EPN 2019

Janet Mattsson

Janet Mattsson, Speaker at Janet Mattsson: Speaker for Pediatrics Conference
The Swedish Red Cross University College, Sweden
Title : Digitalization in a technological environment, a pediatric operating theater


We all know that the digitalization is here to stay, so also in the children’s operating theater. We also know that effective teamwork is crucial for safe surgery. Changes in demographic trends and new surgical and technological innovations require close collaboration with other disciplines for a number of reasons (Dekker, 2014). Despite the advances in technology, making healthcare safer depends, not on minimizing the human contribution but on understanding how people, look ahead, overcome hazards and, in effect, create safety (Vincent, 2011). This is very true in a high technological environment that has become utterly specialized and digitalized during the last decade. As the technical devices becomes more and more complex we require another approach for interprofessional collaboration in the operating theater to keep the child safe during the operation. Especially a breakdown in communication, poor teamwork, lack of leadership and poor decision making by individuals and teams have all been shown to be major contributors to adverse events (O´Dea et al., 2014). In the operating theater it is the operating nurse who has the responsibility for the caring situation. She is observing; following in detail the child´s caring needs and providing relevant and sufficient care, while surgeons provide expert medical support for monitoring the course of the operation. In a critical situation, where technology fails or the patient status changes in an unexpected way, surgeons immediately start to search for medical or technological problems while operating nurses immediately direct his or her concentration on the child. Accurately according to their training and competencies, but at the same time, they interfere with the same patient and in the same situation. As they are sharing the situation it can be assumed that both their interaction and communication become a vital factor that influences the outcome of critical situations and the patient’s wellness. In such a situation doubtful concepts and hints can be misinterpreted (Eddy, Jordan, & Stephenson, 2016). With this in mind, the caring context, as well as the system in which caring, and technology interact, become an essential aspect for continuing training in teamwork in an authentic context to enhance patient safety. In acute situations verbal communication is vital for optimizing teamwork (Brindley & Reynolds, 2011). However, the difficulties in communication may be summarized in the phrase “meant is not said, said is not heard, heard is not understood, understood is not done” (Rall & Gaba, 2005, s. 3053). Verbal communication can be affected by stress and uncertainty that can lead to a tendency not to express what is thought. In communication, the words spoken and how they are understood by others change depending on stress, workload, culture, experience and the profession they involved in the event, which can lead to different assumptions and unwanted decisions. Another risk in acute situations is to be discontinued, which increases the risk of losing focus on the current situation (Brindley & Reynolds, 2011). We also know that teamwork is influenced by culture and expectations and that teamwork training gives better results. Where effective communication is one important part of team work (Schmutz & Manser, 2013; Shekelle, et al., 2013). Various experiences affect how we work in teams, by providing training opportunities, every employee can develop. We also know that successful teamwork is based on respect and trust between its members. Everyone in the team should express their views in the group, which can be developed through collaboration and practice (Eddy, Jordan, & Stephenson, 2016). In order to be a team, we also need to train as a team, talk as team in an authentic context with authentic technological devices surrounding us. Otherwise there is a risk that we in a critical phase use a more cautious language based on an unwillingness to be seen as a rude, and unwillingly become a patient safety risk. In contradiction with the knowledge that communication in a stressful situation mean to be specific, restrict the information to what is necessary, express phenomena clearly, ask for a receipt, i.e. closed loop communication which confirms that your colleague was susceptible and understood the information correctly.
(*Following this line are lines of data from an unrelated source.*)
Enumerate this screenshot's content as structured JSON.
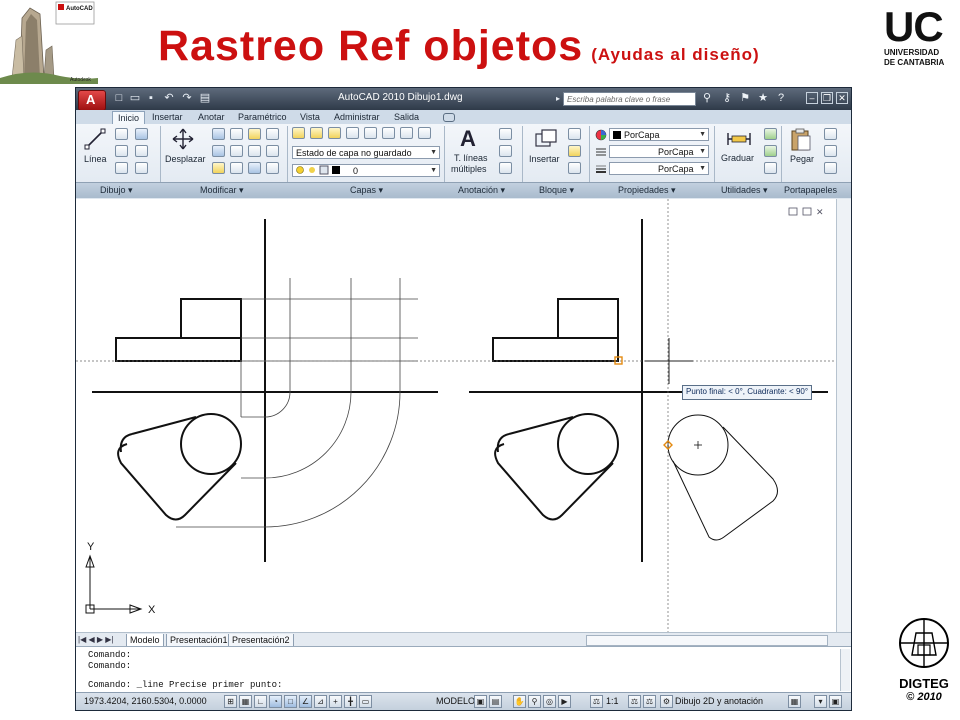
{
  "slide": {
    "title": "Rastreo Ref objetos",
    "subtitle": "(Ayudas al diseño)",
    "autocad_logo_text": "AutoCAD",
    "autocad_logo_subtext": "Autodesk",
    "university": {
      "short": "UC",
      "line1": "UNIVERSIDAD",
      "line2": "DE CANTABRIA"
    },
    "footer": {
      "dept": "DIGTEG",
      "year": "© 2010"
    }
  },
  "app": {
    "title": "AutoCAD 2010    Dibujo1.dwg",
    "search_placeholder": "Escriba palabra clave o frase",
    "tabs": [
      "Inicio",
      "Insertar",
      "Anotar",
      "Paramétrico",
      "Vista",
      "Administrar",
      "Salida"
    ],
    "active_tab": "Inicio"
  },
  "ribbon": {
    "line_label": "Línea",
    "move_label": "Desplazar",
    "layer_state": "Estado de capa no guardado",
    "layer_current": "0",
    "text_label_1": "T. líneas",
    "text_label_2": "múltiples",
    "insert_label": "Insertar",
    "color_value": "PorCapa",
    "linetype_value": "PorCapa",
    "lineweight_value": "PorCapa",
    "measure_label": "Graduar",
    "paste_label": "Pegar",
    "panels": [
      "Dibujo",
      "Modificar",
      "Capas",
      "Anotación",
      "Bloque",
      "Propiedades",
      "Utilidades",
      "Portapapeles"
    ]
  },
  "drawing": {
    "tooltip": "Punto final: < 0°,  Cuadrante: < 90°",
    "ucs_x": "X",
    "ucs_y": "Y"
  },
  "layout_tabs": [
    "Modelo",
    "Presentación1",
    "Presentación2"
  ],
  "command_lines": [
    "Comando:",
    "Comando:",
    "Comando:  _line Precise primer punto:"
  ],
  "status": {
    "coords": "1973.4204, 2160.5304, 0.0000",
    "model": "MODELO",
    "scale": "1:1",
    "workspace": "Dibujo 2D y anotación"
  }
}
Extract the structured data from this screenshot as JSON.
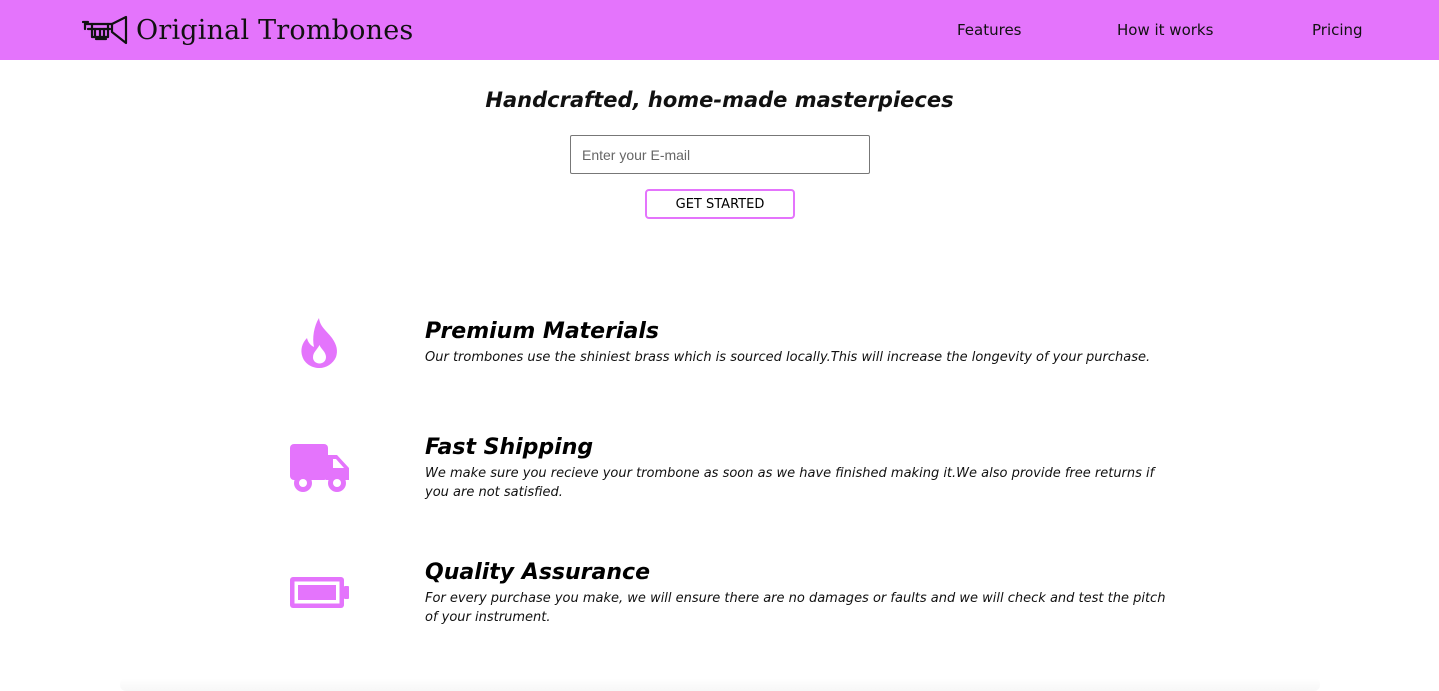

Janet Mattsson have specifically devoted her research to complex care situations and pedagogical encounters such as how she learnt and what they learnt in clinical practice from a multimodal perspective, as well as the interaction school, clinic, student. Her field is within the pediatric intensive care context. Her research is interdisciplinary between nursing and medical education. Theoretically, she is anchored in pedagogical theories and nursing theories, especially Patricia Benner’s thoughts on holistic nursing have been of great importance to her. Methodologically, her research primarily derives from a qualitative approach with phenomenology and interpretative phenomenology as foundation. Data collection takes place through interviews, participatory observations and action research in various care-related contexts.